What is being asked
Produce the records again in full, exactly as shown below.
***** Records for the task
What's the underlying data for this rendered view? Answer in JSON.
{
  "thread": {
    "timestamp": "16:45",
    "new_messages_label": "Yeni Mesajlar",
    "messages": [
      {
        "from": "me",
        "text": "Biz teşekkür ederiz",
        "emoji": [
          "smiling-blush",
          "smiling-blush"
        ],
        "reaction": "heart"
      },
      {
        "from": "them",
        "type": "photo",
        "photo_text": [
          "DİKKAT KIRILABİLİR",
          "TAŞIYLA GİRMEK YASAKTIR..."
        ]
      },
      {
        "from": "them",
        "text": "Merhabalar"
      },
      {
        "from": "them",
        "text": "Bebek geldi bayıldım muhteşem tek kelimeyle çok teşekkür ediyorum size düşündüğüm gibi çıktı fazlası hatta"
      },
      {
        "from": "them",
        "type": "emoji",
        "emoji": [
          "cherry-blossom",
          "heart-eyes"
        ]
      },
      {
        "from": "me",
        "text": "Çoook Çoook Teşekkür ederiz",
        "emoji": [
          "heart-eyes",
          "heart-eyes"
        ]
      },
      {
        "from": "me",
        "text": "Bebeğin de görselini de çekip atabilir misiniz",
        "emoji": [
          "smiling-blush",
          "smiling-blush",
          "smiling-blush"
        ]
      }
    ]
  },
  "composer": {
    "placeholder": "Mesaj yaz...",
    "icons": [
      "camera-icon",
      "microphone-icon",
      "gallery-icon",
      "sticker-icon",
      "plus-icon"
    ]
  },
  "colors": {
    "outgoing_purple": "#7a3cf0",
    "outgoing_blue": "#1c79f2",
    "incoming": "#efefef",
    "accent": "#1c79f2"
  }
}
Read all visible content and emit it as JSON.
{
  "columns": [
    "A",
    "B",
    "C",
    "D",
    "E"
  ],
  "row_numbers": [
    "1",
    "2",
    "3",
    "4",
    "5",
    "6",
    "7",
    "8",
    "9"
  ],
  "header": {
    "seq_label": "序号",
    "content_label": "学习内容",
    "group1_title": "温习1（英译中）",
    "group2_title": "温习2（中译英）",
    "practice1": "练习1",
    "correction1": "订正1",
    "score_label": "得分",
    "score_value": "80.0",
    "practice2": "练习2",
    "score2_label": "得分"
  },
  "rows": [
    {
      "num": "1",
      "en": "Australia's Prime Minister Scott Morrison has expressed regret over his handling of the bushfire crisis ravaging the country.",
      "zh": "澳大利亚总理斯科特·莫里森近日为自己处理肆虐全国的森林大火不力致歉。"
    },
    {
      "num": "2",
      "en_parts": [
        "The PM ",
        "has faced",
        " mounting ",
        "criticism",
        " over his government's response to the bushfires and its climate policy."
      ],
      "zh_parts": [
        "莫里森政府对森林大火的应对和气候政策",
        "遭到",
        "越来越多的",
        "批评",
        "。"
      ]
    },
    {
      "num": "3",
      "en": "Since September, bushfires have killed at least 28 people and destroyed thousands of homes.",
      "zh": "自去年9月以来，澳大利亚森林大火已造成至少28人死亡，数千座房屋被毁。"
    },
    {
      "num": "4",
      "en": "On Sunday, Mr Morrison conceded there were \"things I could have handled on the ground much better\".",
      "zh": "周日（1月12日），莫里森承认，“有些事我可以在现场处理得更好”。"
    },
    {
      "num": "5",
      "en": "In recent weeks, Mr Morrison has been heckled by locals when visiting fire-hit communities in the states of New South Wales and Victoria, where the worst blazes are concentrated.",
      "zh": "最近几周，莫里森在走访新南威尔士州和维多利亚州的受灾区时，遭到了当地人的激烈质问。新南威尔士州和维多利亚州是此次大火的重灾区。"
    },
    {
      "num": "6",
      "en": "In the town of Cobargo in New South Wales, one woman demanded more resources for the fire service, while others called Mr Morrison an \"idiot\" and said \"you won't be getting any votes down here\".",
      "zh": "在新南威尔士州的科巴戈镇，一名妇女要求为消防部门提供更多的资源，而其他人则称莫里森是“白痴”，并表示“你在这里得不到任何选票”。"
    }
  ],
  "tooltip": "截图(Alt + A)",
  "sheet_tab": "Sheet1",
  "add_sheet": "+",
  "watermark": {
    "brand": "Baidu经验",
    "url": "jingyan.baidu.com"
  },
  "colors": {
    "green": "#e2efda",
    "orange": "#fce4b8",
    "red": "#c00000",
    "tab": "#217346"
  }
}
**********
Answer to this exercise
What's the underlying data for this rendered view? Answer in JSON.
{
  "thread": {
    "timestamp": "16:45",
    "new_messages_label": "Yeni Mesajlar",
    "messages": [
      {
        "from": "me",
        "text": "Biz teşekkür ederiz",
        "emoji": [
          "smiling-blush",
          "smiling-blush"
        ],
        "reaction": "heart"
      },
      {
        "from": "them",
        "type": "photo",
        "photo_text": [
          "DİKKAT KIRILABİLİR",
          "TAŞIYLA GİRMEK YASAKTIR..."
        ]
      },
      {
        "from": "them",
        "text": "Merhabalar"
      },
      {
        "from": "them",
        "text": "Bebek geldi bayıldım muhteşem tek kelimeyle çok teşekkür ediyorum size düşündüğüm gibi çıktı fazlası hatta"
      },
      {
        "from": "them",
        "type": "emoji",
        "emoji": [
          "cherry-blossom",
          "heart-eyes"
        ]
      },
      {
        "from": "me",
        "text": "Çoook Çoook Teşekkür ederiz",
        "emoji": [
          "heart-eyes",
          "heart-eyes"
        ]
      },
      {
        "from": "me",
        "text": "Bebeğin de görselini de çekip atabilir misiniz",
        "emoji": [
          "smiling-blush",
          "smiling-blush",
          "smiling-blush"
        ]
      }
    ]
  },
  "composer": {
    "placeholder": "Mesaj yaz...",
    "icons": [
      "camera-icon",
      "microphone-icon",
      "gallery-icon",
      "sticker-icon",
      "plus-icon"
    ]
  },
  "colors": {
    "outgoing_purple": "#7a3cf0",
    "outgoing_blue": "#1c79f2",
    "incoming": "#efefef",
    "accent": "#1c79f2"
  }
}
Read all visible content and emit it as JSON.
{
  "columns": [
    "A",
    "B",
    "C",
    "D",
    "E"
  ],
  "row_numbers": [
    "1",
    "2",
    "3",
    "4",
    "5",
    "6",
    "7",
    "8",
    "9"
  ],
  "header": {
    "seq_label": "序号",
    "content_label": "学习内容",
    "group1_title": "温习1（英译中）",
    "group2_title": "温习2（中译英）",
    "practice1": "练习1",
    "correction1": "订正1",
    "score_label": "得分",
    "score_value": "80.0",
    "practice2": "练习2",
    "score2_label": "得分"
  },
  "rows": [
    {
      "num": "1",
      "en": "Australia's Prime Minister Scott Morrison has expressed regret over his handling of the bushfire crisis ravaging the country.",
      "zh": "澳大利亚总理斯科特·莫里森近日为自己处理肆虐全国的森林大火不力致歉。"
    },
    {
      "num": "2",
      "en_parts": [
        "The PM ",
        "has faced",
        " mounting ",
        "criticism",
        " over his government's response to the bushfires and its climate policy."
      ],
      "zh_parts": [
        "莫里森政府对森林大火的应对和气候政策",
        "遭到",
        "越来越多的",
        "批评",
        "。"
      ]
    },
    {
      "num": "3",
      "en": "Since September, bushfires have killed at least 28 people and destroyed thousands of homes.",
      "zh": "自去年9月以来，澳大利亚森林大火已造成至少28人死亡，数千座房屋被毁。"
    },
    {
      "num": "4",
      "en": "On Sunday, Mr Morrison conceded there were \"things I could have handled on the ground much better\".",
      "zh": "周日（1月12日），莫里森承认，“有些事我可以在现场处理得更好”。"
    },
    {
      "num": "5",
      "en": "In recent weeks, Mr Morrison has been heckled by locals when visiting fire-hit communities in the states of New South Wales and Victoria, where the worst blazes are concentrated.",
      "zh": "最近几周，莫里森在走访新南威尔士州和维多利亚州的受灾区时，遭到了当地人的激烈质问。新南威尔士州和维多利亚州是此次大火的重灾区。"
    },
    {
      "num": "6",
      "en": "In the town of Cobargo in New South Wales, one woman demanded more resources for the fire service, while others called Mr Morrison an \"idiot\" and said \"you won't be getting any votes down here\".",
      "zh": "在新南威尔士州的科巴戈镇，一名妇女要求为消防部门提供更多的资源，而其他人则称莫里森是“白痴”，并表示“你在这里得不到任何选票”。"
    }
  ],
  "tooltip": "截图(Alt + A)",
  "sheet_tab": "Sheet1",
  "add_sheet": "+",
  "watermark": {
    "brand": "Baidu经验",
    "url": "jingyan.baidu.com"
  },
  "colors": {
    "green": "#e2efda",
    "orange": "#fce4b8",
    "red": "#c00000",
    "tab": "#217346"
  }
}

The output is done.